1642 – 1803
Abel Tasman sailed along the southeast coast two ships Zeehan and Heemskerk. The Dutch did not make contact with the First Tasmanians but they saw the evidence that humans lived here. The trees were notched six feet apart and Tasman thought that this land was populated by giants.
The French mariners under the captainship of Marion Dufresne arrived on the southeast coast and spent five days sailing along the coast. This brief visit ended with a conflict between the clans and the death of one of them.
Our great ancestor and formidable warrior/leader Mannalargenna was born.
Captain Cook anchored in Adventure Bay where he met with a large group of Aboriginal people.
Twenty years after Dufresne’s deadly encounter with the First Tasmanians another French explorer, Bruni d’Entrecasteaux, arrived and this time the mariners made friendly contact with the people and sketches were made of healthy family groups along the coast.
The Port Jackson sealing industry in Bass Strait began when news of the existence of large colonies of fur seal around the Furneaux Islands.

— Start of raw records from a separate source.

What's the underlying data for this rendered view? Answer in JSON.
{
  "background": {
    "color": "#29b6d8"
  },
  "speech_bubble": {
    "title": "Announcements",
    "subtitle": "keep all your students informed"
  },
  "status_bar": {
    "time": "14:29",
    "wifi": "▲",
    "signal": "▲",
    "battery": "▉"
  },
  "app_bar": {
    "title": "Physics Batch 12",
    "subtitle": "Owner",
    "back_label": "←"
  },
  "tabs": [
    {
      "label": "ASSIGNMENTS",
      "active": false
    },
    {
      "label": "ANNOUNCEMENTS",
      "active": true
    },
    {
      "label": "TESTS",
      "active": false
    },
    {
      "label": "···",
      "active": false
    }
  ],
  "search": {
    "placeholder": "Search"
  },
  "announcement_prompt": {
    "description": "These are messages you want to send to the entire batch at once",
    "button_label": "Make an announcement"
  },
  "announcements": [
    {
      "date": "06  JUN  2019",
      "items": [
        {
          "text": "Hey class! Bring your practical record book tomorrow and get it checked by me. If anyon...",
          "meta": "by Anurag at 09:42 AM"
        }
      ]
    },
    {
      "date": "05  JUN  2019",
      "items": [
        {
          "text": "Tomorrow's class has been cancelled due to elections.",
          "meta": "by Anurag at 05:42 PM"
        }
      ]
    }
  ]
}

The Sydney Cove was wrecked off Preservation Island at the southwestern entrance of Banks Strait. The rescue ship carried Matthew Flinders and George Bass who were to circumnavigate Van Diemens Land and confirm the existence of a strait separating the mainland from VDL.
Kent Bay on Cape Barren Island became the main base camp for the Port Jackson sealing operations over the next decade.
Captain Nicholas Baudin ships Le Geographe and Le Naturaliste carried many scientists on their voyage to Van Diemens Land. They recorded cultural customs and language during their voyage around the island. The French left us with remarkable images of watercraft, baskets, burial tombs, cicatrices, families and much more.